[Component data from apps and pages]

★ ★ ★

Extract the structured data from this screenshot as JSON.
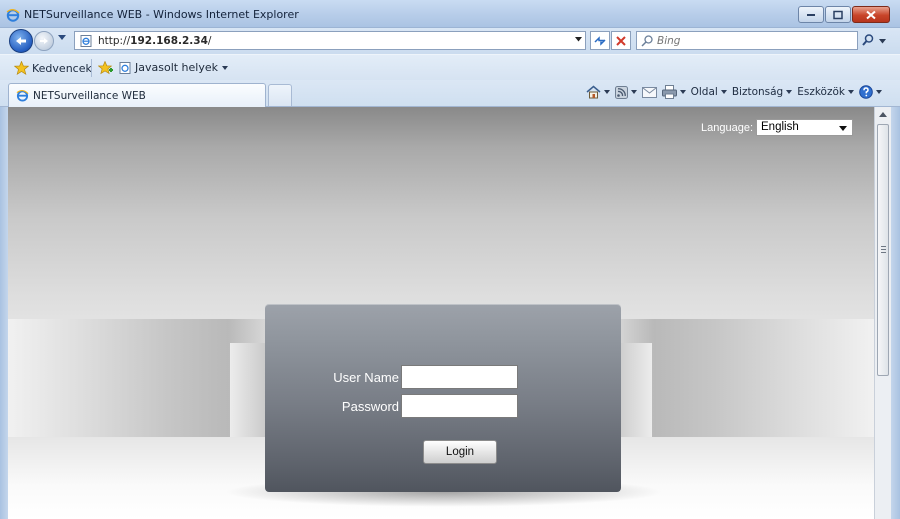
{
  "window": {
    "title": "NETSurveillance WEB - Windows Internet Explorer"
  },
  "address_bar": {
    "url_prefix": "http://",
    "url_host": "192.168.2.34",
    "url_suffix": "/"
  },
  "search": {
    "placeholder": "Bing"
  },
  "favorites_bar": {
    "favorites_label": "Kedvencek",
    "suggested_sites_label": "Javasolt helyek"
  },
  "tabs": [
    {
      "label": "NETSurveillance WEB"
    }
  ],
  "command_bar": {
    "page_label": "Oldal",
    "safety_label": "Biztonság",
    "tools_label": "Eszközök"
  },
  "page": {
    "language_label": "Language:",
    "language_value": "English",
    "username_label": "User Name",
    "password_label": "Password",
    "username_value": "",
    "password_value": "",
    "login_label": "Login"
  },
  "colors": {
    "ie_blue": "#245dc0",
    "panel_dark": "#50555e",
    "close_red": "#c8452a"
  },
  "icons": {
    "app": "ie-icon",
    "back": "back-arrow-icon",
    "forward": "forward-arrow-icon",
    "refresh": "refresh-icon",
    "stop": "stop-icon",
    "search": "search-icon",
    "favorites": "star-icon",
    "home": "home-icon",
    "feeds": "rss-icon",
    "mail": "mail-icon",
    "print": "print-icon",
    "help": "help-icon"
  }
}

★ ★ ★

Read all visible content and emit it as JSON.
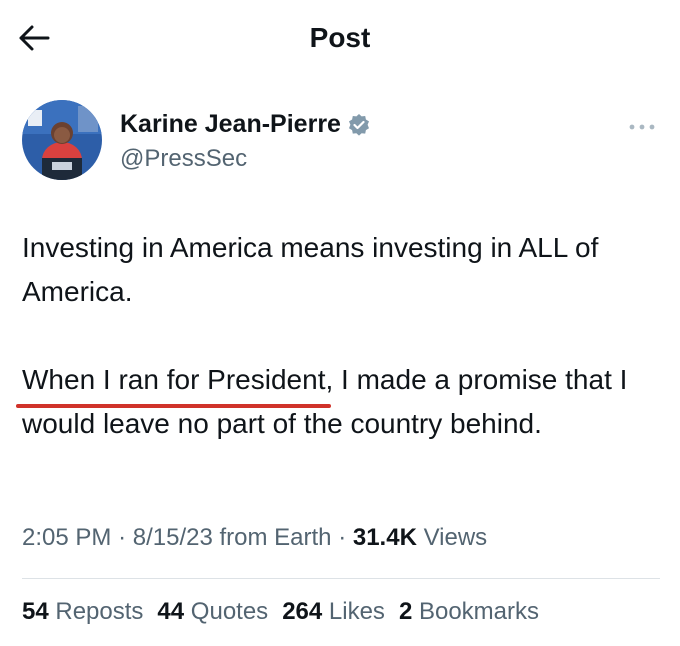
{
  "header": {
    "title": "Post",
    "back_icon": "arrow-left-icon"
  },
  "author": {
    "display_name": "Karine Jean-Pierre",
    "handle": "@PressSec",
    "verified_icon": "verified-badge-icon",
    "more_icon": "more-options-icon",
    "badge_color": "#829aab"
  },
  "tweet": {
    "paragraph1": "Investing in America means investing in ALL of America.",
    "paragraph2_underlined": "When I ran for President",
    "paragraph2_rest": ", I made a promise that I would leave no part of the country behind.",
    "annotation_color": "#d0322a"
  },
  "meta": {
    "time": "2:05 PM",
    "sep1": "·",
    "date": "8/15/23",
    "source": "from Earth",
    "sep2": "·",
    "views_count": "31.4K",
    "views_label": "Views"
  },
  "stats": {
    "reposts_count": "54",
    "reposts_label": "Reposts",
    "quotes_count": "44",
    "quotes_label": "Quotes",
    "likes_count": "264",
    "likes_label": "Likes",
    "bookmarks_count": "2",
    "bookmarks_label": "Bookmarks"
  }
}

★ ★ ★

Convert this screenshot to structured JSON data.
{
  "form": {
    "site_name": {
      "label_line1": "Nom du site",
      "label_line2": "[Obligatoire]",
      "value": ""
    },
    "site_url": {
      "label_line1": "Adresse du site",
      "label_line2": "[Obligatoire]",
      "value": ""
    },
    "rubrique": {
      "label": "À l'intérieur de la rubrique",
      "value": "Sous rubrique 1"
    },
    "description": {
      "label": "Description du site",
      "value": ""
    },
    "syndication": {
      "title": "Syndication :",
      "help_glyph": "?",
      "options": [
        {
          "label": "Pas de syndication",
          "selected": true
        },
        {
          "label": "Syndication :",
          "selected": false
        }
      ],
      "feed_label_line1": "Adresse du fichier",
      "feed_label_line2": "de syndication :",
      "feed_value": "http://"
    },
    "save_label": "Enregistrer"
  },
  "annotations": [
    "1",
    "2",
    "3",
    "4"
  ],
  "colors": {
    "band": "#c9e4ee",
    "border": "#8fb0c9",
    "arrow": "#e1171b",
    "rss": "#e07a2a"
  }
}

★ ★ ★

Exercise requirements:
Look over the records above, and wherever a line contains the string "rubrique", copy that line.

Answer below:
    "rubrique": {
      "label": "À l'intérieur de la rubrique",
      "value": "Sous rubrique 1"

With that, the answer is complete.